On my third trip to Shibaura, I discovered that there is one canal that provides wonderful, up-close access to water. It’s the first canal when entering from the JR Yamanote station. There’s even paths below the bridges and just above the water. On a drizzly afternoon, it was magical to be below the roadway.
Most of Tokyo’s rivers are buried, and the few remaining ones, including much of the Kanda and Zenpukuji rivers, are channeled 10 meters below street level to manage flooding. Sometimes I hear ducks echoing in these canyons, but the distance between people and water is a missed opportunity.
At the Shibaura canal, I found a tiny canal opening that seems to do pre-date the more recent developments. I like the old stones at the entrance. All that’s missing from this canal is space to get your feet wet, or even go in for a swim.
I love this giant hedge framing a modern house in Nakano. It’s even more beautiful at night, which is when we discovered it on a walk through the neighborhood.
The house is mostly concrete with wood on the second floor balconies and some bamboo as a screen for the ground floor. I love how the hedge opens up to provide an entrance to the house (and a permeable parking space). The outer hedge is then echoed by a shorter inner hedge close to the ground floor windows. On the right side, there’s a small gap and room to park a few bicycles. It’s a great combination of privacy and opening, concrete structure and plant life.
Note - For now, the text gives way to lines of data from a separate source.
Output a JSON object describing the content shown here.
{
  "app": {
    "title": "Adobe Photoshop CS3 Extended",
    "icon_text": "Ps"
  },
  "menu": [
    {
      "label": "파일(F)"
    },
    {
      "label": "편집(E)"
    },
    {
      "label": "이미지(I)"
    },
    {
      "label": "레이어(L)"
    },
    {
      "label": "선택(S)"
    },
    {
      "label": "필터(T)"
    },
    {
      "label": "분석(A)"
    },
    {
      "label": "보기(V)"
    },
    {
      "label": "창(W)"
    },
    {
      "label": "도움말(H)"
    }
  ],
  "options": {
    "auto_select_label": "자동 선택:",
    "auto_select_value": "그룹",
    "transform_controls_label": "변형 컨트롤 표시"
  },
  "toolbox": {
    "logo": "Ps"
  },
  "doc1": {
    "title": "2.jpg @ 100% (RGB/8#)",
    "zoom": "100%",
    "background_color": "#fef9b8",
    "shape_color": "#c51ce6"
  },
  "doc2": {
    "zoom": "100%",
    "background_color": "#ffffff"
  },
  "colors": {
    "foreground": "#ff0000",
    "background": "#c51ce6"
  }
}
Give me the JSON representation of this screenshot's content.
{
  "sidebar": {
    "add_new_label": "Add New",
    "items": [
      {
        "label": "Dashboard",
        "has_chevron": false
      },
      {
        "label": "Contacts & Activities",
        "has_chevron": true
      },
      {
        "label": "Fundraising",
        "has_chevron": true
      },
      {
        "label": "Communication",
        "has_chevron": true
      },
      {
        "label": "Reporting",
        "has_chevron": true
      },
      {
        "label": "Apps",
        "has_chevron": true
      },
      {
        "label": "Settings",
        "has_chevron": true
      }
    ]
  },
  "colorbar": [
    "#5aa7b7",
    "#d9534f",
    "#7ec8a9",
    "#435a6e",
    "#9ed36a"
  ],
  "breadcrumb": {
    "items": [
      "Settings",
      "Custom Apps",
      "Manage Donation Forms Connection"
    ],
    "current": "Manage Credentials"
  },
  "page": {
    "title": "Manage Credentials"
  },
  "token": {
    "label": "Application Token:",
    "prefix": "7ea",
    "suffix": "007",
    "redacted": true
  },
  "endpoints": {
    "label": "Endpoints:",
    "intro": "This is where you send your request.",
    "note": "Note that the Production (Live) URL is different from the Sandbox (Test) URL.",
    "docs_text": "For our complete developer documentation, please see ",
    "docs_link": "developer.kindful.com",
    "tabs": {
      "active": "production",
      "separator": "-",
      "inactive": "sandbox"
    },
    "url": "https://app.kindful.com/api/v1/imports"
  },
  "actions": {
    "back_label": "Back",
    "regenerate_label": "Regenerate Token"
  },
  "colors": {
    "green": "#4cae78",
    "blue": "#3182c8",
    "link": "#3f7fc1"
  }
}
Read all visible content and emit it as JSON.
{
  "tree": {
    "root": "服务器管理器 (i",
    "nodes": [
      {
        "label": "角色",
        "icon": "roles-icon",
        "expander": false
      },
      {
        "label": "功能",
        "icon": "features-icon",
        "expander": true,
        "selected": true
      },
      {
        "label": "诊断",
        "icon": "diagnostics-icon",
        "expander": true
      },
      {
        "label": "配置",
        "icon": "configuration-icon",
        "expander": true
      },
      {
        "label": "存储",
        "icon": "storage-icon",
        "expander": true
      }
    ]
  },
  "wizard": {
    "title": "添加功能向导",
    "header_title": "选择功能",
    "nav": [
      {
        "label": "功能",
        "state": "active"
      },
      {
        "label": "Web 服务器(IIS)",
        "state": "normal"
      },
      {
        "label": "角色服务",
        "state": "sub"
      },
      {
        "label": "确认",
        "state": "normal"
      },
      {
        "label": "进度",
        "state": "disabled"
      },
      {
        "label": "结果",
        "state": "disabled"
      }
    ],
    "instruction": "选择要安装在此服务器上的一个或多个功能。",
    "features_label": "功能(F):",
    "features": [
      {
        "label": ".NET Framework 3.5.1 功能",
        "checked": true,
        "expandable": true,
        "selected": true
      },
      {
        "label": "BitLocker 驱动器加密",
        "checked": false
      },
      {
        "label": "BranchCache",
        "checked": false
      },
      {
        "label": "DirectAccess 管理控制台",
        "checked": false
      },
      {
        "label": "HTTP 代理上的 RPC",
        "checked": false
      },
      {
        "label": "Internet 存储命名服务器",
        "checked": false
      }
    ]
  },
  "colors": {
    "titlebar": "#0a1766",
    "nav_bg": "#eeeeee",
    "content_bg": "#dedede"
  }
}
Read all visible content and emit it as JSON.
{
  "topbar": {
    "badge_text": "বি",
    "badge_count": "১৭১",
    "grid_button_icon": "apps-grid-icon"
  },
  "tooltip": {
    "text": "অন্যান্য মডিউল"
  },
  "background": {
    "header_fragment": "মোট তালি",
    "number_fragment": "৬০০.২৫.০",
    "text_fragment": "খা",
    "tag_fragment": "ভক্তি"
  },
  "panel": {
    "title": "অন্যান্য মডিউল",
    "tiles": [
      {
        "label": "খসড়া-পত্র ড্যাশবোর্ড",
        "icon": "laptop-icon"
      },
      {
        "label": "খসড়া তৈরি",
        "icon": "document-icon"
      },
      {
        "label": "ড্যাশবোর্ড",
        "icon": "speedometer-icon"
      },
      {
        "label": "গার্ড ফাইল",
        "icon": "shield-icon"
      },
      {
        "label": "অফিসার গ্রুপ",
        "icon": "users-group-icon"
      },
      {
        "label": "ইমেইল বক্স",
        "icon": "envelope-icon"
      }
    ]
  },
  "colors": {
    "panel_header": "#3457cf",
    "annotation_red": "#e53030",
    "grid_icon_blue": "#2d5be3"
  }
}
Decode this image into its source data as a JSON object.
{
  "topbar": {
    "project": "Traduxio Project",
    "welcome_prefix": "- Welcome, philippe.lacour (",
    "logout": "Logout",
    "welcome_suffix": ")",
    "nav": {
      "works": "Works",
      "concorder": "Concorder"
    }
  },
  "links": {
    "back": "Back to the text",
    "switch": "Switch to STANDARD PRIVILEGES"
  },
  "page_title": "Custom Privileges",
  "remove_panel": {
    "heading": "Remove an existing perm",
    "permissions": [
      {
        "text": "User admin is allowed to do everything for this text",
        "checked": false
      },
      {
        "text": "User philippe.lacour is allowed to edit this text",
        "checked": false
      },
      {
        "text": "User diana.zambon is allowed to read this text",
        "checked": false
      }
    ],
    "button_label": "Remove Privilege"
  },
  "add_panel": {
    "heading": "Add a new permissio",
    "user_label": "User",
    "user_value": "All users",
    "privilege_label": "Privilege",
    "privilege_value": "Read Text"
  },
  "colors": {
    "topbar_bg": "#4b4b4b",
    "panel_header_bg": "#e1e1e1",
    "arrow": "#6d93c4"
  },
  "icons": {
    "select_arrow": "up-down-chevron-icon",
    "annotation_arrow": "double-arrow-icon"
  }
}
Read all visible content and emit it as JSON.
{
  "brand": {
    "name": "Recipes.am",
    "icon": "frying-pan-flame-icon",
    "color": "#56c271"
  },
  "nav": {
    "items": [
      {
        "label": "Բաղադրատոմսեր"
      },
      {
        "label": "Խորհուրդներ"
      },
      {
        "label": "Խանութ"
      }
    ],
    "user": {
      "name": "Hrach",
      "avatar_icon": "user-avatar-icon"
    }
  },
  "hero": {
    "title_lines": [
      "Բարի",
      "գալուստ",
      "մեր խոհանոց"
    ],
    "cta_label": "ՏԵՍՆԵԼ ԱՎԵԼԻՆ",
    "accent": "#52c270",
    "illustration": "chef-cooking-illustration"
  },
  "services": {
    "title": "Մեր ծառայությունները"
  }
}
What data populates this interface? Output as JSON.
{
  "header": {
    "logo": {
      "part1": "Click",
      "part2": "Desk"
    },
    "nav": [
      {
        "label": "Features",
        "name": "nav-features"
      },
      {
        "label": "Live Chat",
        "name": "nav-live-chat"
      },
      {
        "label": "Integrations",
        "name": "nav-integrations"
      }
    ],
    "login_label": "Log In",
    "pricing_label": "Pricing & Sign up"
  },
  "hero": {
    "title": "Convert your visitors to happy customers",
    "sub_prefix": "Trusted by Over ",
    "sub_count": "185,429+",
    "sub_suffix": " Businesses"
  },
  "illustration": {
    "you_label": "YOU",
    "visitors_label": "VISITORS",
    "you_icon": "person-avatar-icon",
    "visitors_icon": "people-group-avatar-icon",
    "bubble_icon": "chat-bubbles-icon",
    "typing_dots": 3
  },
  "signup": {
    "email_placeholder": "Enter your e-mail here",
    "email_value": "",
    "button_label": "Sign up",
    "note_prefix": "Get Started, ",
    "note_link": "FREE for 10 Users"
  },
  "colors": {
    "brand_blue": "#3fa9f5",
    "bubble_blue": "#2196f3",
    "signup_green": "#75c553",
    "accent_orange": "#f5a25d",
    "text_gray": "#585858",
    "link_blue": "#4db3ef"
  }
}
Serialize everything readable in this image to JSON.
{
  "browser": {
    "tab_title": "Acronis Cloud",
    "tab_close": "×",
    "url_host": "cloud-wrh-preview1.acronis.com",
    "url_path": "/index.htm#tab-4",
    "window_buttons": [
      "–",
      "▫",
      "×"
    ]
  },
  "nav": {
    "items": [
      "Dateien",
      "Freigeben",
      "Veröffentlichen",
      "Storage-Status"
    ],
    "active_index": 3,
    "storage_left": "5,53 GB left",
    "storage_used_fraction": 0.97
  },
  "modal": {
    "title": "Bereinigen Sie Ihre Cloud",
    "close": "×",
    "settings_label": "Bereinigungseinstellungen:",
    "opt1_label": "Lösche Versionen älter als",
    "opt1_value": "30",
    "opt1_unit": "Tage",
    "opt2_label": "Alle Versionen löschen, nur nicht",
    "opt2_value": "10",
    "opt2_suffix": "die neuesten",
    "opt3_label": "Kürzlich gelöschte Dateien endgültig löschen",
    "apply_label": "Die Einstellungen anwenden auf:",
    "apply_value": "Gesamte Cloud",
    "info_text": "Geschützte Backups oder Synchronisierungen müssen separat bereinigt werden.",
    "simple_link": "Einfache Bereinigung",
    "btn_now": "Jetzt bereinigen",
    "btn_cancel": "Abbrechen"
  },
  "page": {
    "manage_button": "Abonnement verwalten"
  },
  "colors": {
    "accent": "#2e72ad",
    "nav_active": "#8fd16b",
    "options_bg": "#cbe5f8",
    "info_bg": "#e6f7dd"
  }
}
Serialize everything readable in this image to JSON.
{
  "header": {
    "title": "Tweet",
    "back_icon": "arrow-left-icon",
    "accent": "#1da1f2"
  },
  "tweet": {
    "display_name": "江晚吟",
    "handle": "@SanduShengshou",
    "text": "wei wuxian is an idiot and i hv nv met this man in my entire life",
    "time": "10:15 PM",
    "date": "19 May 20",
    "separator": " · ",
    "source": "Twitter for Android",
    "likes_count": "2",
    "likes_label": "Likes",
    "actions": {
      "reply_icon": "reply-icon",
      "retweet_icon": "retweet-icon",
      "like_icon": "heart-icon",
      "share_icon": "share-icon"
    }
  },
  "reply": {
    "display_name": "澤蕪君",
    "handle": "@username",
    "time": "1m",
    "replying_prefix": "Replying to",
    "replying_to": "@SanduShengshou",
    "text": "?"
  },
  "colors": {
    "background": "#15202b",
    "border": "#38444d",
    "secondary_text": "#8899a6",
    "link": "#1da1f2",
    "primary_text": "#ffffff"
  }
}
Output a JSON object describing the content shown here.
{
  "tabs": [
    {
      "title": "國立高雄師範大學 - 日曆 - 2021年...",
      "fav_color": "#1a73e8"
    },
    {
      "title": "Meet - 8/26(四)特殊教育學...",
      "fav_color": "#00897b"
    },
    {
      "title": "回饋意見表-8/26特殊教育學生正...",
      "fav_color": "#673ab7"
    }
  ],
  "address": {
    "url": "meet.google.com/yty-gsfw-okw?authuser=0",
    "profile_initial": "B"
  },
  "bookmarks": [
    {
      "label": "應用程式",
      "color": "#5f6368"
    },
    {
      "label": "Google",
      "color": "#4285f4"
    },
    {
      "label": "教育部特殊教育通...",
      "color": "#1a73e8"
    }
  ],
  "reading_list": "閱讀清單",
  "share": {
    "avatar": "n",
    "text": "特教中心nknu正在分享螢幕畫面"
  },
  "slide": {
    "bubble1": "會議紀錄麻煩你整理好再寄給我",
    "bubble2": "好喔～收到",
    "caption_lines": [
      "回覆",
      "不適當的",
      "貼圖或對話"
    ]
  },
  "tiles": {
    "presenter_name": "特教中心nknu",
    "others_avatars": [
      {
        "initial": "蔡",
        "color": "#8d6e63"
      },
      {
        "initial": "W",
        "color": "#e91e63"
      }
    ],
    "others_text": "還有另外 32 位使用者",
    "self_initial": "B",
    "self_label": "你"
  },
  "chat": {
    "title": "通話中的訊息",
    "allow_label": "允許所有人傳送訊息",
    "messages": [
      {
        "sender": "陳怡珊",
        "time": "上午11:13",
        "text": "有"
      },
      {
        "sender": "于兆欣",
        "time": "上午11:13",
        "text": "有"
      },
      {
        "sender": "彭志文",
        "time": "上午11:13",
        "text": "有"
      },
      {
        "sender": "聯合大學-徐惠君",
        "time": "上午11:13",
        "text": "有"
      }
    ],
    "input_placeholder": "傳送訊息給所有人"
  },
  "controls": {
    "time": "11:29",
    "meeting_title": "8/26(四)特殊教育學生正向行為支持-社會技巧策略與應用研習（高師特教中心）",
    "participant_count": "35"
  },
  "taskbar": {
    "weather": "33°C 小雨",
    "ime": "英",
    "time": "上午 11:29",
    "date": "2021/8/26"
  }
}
I like how the gardener has used bamboo poles to train the hedge into an arch over the entrance. It’s a simple and elegant support.
Viewed from the side, the house disappears behind the thick greenery. Usually I am a fan of much greater plant variety, but this residential garden shows how much can be achieved with a single species.